UNESCO supports countries to enhance recognition, mobility and inter-university cooperation through the ratification and implementation of the Global Convention on the Recognition of Qualifications concerning Higher Education and regional recognition conventions. To tackle the low rate of refugee youth in higher education UNESCO has developed the UNESCO Qualifications Passport for Refugees and Vulnerable Migrants, a tool which makes it easier for those groups with qualifications to move between countries. The passport brings together information on educational and other qualifications, language, work history. UNESCO places a special focus on Africa with projects such as the Higher Technical Education in Africa for a technical and innovative workforce supported by China Funds-in-Trust.  
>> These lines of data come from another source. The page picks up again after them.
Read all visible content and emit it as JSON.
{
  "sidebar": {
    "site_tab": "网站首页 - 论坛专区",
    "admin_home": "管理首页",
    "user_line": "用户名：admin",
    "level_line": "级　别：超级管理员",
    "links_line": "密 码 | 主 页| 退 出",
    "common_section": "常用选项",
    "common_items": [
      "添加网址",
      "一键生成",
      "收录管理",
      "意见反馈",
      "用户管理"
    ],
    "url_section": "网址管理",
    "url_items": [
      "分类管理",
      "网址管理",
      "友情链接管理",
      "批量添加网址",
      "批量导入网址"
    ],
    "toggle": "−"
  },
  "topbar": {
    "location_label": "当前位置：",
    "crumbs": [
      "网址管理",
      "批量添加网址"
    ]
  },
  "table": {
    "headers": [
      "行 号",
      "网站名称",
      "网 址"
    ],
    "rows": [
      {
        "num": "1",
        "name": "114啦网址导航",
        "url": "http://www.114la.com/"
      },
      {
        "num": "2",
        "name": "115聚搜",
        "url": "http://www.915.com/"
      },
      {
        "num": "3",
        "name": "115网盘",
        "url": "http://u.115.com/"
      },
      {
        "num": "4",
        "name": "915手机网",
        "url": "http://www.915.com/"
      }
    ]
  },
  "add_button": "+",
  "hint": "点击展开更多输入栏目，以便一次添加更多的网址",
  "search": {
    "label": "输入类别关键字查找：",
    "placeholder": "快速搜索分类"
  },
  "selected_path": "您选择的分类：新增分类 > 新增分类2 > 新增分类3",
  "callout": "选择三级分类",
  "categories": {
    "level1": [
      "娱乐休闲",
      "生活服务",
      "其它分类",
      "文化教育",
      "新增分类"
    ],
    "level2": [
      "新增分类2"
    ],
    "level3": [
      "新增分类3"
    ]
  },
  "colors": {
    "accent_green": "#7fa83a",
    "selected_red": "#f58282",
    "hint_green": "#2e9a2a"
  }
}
​​​​​​​How does UNESCO ensure the quality of higher education? 

The explosion in demand for higher education and increasing internationalization means UNESCO is expanding its work on quality assurance, helping Member States countries to establish their own agencies and mechanisms to enhance quality and develop policies particularly in developing countries and based on the Conventions. Such bodies are absent in many countries, making learners more vulnerable to exploitative providers.  

It also facilitates the sharing of good practices and innovative approaches to widen inclusion in higher education. As part of this work, it collaborates with the International Association of Universities to produce the World Higher Education Database which provides information on higher education systems, credentials and institutions worldwide. 

​​​​​​​How does UNESCO keep pace with digital change?  

The expansion of connectivity worldwide has boosted the growth of online and blended learning, and revealed the importance of digital services, such as Artificial Intelligence, Big Data and Higher Education Management Information Systems in helping higher education institutions utilize data for better planning, financing and quality. 

The COVID-19 pandemic has accelerated this transformation and increased the number of providers and the range of degree offerings from cross-border to offshore education.  The Organization provides technical support and policy advice on innovative approaches to widening access and inclusion including through the use of ICTs and by developing new types of learning opportunities both on-campus and online. 

How does UNESCO address the needs of a changing job market?

Labour markets are experiencing rapid changes, with increased digitization and greening of economies, but also the rising internationalization of higher education. UNESCO places a strong emphasis on developing science, technology, engineering and mathematics (STEM) education, indispensable to sustainable development and innovation. It aims to strengthen skills development for youth and adults, particularly literacy, TVET, STEM and higher education to meet individual, labour market and societal demands.